[Extracted information]

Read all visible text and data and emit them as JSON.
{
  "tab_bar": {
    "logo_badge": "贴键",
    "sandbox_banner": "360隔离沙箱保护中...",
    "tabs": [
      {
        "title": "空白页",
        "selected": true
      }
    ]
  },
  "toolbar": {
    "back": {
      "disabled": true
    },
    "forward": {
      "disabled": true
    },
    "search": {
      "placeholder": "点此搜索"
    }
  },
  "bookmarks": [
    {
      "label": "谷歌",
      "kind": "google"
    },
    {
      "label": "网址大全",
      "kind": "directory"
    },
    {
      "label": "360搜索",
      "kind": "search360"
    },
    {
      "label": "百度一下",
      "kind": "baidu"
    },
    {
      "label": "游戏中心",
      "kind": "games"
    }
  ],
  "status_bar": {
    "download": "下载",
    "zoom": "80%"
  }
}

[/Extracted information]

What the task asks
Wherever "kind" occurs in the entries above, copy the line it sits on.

Exercise result
      "kind": "google"
      "kind": "directory"
      "kind": "search360"
      "kind": "baidu"
      "kind": "games"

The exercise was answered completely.